WHAT YOU NEED TO DO: Please state how many lines of the data below contain the word "anonymous", offering nothing besides the number.

Component data from apps and pages
►

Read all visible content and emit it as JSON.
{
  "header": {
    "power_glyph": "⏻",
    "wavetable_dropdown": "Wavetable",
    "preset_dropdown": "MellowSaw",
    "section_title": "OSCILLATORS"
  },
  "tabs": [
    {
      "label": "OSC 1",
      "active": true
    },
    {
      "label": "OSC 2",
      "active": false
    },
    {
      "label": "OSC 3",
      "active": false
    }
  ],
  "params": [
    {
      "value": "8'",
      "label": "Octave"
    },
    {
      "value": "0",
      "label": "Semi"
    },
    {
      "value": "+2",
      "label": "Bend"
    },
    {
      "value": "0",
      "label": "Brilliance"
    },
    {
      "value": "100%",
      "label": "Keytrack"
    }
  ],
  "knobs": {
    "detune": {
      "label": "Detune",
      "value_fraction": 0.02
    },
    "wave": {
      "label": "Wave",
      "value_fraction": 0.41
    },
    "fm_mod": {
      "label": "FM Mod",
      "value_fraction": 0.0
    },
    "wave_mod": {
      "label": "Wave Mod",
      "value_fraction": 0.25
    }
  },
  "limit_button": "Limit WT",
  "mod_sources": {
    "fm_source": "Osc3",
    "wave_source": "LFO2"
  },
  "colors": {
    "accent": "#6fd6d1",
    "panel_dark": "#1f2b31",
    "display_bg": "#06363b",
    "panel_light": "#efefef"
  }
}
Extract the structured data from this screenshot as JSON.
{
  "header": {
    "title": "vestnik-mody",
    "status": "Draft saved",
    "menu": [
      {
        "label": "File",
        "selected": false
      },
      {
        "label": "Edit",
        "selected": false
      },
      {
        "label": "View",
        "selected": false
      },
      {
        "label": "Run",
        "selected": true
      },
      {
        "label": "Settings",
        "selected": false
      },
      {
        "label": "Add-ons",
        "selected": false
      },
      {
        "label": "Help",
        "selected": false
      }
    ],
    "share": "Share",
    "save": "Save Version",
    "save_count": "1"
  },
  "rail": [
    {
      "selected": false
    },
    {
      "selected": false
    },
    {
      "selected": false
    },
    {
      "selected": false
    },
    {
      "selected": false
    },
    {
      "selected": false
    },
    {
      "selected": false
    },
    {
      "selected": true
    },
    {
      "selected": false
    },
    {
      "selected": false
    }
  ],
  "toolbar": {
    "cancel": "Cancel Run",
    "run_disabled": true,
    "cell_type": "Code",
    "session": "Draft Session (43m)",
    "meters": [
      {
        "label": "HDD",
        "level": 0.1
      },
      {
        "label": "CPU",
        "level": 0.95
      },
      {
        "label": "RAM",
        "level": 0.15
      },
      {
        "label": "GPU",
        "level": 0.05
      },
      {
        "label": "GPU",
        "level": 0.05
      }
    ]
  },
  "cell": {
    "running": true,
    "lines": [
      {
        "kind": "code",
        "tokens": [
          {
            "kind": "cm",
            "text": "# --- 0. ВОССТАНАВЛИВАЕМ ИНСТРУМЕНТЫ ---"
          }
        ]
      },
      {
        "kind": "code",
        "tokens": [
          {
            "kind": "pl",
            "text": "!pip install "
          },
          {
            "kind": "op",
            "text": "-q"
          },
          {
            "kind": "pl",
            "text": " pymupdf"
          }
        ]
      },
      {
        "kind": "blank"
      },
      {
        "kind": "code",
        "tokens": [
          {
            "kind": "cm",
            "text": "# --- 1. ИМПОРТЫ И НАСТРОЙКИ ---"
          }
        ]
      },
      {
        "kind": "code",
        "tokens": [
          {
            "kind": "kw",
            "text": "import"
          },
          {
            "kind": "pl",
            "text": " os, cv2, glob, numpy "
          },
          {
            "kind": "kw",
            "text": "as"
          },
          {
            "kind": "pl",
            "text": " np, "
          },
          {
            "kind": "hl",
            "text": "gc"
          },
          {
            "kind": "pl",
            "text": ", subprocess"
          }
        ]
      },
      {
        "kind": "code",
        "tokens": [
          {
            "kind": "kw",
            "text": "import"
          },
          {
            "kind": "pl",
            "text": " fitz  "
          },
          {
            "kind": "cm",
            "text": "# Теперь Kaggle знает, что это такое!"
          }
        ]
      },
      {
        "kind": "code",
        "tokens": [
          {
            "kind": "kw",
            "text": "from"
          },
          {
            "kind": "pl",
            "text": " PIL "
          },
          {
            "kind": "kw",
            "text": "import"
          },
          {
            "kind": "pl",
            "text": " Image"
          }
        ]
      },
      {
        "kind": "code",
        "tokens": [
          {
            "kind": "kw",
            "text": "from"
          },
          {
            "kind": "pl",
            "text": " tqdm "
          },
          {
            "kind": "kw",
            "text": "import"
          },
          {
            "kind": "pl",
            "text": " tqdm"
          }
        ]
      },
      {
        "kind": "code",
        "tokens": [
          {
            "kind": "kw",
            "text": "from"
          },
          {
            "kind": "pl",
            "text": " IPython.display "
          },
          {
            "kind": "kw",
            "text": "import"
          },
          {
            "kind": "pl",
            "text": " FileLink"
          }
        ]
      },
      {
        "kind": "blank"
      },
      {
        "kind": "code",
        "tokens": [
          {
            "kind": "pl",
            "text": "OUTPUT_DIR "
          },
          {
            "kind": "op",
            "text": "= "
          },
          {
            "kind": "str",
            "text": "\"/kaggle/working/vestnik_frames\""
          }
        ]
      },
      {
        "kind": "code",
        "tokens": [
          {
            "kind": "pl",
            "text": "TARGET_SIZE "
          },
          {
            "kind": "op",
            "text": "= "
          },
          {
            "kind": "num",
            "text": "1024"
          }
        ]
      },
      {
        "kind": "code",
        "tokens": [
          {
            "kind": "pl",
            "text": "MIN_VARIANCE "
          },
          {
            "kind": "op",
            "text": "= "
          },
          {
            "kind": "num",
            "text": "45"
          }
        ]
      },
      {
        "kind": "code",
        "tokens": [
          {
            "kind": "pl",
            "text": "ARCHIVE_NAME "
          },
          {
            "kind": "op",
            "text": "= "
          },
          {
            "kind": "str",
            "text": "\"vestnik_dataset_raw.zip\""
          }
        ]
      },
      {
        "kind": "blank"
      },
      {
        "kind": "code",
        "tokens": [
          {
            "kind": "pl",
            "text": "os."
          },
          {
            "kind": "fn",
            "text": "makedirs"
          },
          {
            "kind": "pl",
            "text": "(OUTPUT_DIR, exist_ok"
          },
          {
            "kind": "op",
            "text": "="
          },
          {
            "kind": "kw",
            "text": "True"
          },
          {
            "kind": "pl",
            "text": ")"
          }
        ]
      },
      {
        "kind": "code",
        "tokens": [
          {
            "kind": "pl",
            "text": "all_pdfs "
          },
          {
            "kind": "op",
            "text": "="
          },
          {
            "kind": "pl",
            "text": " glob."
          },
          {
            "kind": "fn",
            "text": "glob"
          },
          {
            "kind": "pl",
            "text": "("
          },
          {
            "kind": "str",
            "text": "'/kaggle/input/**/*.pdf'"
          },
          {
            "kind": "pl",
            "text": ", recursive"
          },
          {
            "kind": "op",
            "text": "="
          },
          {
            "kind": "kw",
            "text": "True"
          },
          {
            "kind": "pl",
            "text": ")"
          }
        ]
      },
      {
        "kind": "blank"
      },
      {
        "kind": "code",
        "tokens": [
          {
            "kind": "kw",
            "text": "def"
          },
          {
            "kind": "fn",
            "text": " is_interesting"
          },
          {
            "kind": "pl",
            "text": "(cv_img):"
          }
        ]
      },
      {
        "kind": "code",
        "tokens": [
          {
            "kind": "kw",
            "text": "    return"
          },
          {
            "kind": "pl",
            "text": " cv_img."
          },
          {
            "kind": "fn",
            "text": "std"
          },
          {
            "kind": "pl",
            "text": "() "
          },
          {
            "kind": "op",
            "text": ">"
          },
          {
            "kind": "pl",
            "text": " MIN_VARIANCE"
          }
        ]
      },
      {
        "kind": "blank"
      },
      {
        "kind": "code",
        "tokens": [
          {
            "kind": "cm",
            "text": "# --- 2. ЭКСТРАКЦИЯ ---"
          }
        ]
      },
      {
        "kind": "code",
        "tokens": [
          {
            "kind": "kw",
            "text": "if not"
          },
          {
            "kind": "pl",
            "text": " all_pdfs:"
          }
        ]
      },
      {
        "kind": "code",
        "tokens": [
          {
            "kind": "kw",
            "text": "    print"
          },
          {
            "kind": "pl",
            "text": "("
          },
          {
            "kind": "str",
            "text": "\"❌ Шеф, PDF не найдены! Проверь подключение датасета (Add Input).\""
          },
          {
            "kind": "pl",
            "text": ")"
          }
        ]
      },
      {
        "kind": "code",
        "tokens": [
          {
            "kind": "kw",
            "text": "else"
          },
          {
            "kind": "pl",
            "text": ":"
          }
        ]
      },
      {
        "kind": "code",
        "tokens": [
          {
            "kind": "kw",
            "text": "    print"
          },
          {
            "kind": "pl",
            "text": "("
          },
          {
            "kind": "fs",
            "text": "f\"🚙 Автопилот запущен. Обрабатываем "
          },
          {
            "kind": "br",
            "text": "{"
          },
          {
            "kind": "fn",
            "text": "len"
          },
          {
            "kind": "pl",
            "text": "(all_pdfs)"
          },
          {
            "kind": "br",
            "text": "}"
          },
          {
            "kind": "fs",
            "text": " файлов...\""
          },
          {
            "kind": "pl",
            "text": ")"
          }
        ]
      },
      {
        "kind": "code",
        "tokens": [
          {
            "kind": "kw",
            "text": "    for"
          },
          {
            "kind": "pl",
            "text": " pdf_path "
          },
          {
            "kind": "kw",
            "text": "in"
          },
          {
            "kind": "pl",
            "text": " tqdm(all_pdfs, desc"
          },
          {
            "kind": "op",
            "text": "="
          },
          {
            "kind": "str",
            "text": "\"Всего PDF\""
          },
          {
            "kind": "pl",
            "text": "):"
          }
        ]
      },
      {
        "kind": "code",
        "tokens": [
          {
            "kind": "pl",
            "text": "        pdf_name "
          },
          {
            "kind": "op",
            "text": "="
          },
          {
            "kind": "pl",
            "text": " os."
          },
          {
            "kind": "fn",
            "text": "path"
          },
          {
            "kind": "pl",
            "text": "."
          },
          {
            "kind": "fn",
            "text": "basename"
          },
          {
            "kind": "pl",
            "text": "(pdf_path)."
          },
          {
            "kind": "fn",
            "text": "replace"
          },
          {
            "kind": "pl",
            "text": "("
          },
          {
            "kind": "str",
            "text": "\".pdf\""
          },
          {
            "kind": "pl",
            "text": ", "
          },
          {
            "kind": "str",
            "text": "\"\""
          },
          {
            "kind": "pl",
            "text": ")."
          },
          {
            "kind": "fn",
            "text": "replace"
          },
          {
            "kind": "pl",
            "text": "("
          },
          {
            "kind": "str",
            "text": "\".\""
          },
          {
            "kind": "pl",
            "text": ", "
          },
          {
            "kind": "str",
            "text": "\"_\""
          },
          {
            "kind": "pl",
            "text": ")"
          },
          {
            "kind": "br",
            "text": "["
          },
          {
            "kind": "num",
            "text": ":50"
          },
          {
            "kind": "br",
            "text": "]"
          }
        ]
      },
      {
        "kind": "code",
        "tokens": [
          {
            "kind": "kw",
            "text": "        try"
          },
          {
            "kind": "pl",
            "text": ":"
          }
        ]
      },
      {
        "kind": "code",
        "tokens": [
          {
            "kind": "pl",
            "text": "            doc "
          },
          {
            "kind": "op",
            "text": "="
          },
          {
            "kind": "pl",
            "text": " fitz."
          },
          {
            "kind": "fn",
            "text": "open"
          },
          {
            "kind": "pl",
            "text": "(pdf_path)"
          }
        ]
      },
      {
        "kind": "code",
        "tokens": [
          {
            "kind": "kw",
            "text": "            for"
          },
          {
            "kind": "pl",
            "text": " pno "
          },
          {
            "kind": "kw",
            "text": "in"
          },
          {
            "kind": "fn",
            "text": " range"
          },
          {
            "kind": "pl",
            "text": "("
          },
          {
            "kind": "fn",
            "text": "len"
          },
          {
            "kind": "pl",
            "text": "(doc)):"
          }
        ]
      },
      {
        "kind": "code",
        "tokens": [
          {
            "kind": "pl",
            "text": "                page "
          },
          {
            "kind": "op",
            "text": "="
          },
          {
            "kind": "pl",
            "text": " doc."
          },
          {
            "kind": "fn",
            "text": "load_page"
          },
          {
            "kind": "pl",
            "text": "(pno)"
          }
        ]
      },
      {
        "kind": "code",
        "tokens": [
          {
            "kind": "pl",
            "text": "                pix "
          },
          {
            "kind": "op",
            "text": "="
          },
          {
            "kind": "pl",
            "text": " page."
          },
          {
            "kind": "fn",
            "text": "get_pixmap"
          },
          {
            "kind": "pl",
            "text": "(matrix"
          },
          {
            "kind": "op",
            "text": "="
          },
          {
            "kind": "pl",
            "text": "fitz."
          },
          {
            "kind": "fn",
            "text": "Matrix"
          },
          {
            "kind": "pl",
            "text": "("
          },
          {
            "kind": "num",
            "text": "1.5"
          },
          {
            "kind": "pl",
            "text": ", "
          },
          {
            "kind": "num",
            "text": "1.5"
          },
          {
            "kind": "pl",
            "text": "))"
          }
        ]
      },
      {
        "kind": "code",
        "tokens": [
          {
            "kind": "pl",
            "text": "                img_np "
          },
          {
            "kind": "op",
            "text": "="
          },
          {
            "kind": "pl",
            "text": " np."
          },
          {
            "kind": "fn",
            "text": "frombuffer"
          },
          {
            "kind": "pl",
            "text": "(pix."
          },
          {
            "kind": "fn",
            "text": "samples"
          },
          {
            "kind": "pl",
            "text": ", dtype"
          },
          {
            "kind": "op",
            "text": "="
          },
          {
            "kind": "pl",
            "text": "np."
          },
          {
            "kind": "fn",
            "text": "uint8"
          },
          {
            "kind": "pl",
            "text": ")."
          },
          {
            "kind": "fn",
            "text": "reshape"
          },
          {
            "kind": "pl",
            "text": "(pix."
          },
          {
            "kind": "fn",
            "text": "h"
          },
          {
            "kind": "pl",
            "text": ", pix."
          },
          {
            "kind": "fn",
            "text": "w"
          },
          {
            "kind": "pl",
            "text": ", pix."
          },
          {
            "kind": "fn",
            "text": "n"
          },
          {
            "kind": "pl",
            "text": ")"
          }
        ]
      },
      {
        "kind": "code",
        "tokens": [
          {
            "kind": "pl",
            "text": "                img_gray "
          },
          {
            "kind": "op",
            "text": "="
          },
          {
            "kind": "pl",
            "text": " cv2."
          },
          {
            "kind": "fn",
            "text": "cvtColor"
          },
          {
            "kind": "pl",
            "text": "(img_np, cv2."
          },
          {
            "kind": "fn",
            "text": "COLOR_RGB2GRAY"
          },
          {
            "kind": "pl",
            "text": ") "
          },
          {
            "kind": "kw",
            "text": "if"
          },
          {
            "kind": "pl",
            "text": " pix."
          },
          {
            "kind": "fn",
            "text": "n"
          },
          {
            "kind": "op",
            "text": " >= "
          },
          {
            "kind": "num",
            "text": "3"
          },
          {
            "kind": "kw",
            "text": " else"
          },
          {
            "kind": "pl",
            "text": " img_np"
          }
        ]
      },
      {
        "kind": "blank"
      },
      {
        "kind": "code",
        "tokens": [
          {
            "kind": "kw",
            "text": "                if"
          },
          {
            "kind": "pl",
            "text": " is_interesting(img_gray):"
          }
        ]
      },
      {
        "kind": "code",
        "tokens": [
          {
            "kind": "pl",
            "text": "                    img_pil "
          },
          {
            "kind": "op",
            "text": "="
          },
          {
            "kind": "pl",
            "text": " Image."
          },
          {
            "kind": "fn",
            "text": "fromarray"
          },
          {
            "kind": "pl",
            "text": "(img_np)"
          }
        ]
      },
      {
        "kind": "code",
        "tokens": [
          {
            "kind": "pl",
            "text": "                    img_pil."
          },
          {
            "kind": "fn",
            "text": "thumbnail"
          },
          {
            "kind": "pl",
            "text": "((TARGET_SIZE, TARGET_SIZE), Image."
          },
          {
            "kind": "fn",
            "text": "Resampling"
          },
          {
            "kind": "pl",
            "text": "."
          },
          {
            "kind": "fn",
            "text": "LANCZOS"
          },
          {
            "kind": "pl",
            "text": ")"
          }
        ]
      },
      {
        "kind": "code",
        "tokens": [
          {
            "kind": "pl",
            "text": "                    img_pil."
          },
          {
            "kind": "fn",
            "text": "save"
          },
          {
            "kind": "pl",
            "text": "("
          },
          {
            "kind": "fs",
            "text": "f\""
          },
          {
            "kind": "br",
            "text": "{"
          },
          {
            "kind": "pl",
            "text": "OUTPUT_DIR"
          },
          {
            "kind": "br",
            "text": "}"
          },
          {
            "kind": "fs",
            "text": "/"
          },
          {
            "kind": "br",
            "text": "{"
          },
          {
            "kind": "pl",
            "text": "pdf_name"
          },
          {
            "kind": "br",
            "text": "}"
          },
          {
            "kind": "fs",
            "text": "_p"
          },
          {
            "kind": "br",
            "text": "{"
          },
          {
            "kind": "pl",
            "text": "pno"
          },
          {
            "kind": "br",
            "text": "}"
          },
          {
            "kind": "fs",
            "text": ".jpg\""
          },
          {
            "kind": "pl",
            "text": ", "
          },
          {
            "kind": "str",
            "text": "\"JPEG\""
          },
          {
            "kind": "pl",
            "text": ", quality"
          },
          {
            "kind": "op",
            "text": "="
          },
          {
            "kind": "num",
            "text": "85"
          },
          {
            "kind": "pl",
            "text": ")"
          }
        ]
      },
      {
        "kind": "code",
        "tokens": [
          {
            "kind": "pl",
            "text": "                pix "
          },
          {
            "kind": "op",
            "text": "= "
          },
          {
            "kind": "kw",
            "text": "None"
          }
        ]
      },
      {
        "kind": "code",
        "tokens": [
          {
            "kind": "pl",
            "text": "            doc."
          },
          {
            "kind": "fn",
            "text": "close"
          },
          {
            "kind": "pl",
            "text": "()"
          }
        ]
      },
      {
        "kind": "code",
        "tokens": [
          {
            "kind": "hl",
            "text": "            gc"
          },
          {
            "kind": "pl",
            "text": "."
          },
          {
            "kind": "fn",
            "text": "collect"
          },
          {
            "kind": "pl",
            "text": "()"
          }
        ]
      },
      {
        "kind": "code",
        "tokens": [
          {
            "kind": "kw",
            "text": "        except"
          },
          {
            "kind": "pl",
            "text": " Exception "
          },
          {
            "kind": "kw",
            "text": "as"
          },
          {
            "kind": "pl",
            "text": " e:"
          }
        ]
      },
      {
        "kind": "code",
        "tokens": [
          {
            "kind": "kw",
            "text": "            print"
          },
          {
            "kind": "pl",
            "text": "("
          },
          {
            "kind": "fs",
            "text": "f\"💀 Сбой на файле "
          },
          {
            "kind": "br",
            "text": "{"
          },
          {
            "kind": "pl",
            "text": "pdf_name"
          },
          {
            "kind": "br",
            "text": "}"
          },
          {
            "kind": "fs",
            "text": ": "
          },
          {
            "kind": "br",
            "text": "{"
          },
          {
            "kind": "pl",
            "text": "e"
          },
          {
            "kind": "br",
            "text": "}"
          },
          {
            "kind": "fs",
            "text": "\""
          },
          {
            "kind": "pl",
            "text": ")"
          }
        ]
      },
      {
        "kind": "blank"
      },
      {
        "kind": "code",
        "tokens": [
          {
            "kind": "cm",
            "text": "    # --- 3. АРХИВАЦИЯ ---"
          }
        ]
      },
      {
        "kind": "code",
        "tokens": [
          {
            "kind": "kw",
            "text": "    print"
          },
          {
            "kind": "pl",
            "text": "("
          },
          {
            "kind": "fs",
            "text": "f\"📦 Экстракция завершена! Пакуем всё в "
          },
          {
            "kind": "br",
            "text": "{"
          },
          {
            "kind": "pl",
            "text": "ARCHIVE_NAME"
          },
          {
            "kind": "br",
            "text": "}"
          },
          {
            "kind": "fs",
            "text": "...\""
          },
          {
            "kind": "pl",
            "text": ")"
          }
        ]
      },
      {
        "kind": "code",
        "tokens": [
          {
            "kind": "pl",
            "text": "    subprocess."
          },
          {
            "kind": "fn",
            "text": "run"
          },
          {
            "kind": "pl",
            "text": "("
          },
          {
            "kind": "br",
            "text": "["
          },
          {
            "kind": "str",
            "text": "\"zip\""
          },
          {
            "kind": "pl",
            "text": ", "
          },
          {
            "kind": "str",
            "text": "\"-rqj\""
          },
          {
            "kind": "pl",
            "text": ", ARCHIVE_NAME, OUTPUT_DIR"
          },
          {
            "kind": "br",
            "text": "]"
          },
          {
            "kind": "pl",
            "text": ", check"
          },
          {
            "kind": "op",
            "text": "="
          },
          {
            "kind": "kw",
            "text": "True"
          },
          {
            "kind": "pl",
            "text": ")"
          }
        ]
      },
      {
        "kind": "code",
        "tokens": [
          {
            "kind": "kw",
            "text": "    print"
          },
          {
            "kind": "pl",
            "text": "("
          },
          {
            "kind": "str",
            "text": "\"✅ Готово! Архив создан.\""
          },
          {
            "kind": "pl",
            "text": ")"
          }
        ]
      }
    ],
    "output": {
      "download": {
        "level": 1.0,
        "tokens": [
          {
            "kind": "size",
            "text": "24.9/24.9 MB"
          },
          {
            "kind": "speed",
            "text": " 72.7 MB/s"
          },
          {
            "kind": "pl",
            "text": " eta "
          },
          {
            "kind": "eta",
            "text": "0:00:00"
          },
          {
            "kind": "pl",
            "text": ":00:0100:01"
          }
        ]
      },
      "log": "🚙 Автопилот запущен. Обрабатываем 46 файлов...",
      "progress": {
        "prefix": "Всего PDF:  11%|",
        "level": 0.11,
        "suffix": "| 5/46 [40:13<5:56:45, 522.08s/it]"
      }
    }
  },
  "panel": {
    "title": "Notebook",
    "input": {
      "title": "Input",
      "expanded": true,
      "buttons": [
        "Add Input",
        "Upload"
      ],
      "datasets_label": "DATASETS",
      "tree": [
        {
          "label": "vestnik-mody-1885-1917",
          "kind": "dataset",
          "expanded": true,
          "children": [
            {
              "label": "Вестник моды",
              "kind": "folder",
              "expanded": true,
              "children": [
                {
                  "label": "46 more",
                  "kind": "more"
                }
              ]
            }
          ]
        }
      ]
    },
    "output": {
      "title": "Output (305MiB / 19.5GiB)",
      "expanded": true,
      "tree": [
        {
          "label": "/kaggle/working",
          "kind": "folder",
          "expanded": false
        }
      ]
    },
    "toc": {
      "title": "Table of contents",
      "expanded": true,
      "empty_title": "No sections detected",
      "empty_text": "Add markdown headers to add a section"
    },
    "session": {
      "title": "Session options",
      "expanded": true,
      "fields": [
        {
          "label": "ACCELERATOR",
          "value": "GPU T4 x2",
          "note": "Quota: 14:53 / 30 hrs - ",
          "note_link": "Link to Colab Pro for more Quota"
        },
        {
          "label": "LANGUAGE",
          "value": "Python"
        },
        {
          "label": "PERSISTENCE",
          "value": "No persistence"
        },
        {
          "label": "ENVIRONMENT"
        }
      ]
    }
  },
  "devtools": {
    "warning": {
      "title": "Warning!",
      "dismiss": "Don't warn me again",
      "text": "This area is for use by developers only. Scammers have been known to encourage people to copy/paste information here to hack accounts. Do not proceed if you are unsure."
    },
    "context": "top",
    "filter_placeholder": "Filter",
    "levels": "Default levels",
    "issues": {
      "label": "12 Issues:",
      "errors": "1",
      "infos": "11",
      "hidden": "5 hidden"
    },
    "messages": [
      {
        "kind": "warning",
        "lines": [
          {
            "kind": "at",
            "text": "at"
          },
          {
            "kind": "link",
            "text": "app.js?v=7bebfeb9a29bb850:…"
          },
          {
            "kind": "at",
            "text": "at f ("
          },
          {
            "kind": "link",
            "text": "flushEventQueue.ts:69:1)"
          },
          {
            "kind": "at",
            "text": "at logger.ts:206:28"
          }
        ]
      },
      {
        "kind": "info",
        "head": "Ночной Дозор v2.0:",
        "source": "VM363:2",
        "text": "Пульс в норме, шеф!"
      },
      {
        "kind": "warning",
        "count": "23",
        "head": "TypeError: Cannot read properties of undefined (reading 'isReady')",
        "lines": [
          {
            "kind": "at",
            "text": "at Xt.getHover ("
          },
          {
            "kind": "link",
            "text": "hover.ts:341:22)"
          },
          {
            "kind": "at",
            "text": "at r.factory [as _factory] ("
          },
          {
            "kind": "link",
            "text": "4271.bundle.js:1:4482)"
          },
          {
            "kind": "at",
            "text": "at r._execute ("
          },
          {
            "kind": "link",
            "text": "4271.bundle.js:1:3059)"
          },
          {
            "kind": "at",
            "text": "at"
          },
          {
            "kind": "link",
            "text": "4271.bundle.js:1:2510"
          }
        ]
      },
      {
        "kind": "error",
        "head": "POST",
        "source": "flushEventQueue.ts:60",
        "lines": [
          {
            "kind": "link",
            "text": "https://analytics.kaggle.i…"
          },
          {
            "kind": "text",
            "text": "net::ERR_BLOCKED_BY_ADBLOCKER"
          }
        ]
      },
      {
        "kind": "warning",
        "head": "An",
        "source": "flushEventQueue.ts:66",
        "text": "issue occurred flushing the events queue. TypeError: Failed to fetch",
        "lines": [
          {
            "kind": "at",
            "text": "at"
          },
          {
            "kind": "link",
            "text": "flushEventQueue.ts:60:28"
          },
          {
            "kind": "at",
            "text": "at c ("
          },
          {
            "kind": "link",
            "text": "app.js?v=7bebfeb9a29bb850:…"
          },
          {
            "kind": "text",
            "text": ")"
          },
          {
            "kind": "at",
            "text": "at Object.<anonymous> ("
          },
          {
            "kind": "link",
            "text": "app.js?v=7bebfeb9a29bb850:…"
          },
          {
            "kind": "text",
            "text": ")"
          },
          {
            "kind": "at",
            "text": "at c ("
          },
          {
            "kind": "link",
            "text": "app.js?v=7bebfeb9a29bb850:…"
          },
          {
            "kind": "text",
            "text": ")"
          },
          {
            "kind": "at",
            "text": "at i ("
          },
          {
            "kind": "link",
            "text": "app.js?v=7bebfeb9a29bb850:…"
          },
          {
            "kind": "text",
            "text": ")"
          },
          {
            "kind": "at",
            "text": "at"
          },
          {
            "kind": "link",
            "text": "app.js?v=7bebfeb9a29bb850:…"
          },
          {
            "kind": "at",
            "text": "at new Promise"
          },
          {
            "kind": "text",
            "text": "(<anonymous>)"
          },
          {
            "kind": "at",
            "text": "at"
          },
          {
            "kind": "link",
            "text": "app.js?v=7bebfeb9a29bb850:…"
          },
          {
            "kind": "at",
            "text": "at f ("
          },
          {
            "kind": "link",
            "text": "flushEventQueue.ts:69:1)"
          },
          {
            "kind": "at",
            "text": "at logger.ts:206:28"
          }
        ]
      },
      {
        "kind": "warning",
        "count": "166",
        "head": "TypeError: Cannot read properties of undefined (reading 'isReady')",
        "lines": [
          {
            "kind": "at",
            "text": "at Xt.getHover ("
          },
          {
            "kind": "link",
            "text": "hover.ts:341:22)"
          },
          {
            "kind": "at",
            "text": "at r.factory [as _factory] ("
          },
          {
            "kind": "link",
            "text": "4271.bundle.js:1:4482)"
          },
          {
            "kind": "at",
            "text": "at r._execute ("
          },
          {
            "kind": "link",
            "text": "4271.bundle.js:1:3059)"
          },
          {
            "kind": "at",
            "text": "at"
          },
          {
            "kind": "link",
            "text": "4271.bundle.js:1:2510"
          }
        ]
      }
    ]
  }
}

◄

TASK OUTPUT: 2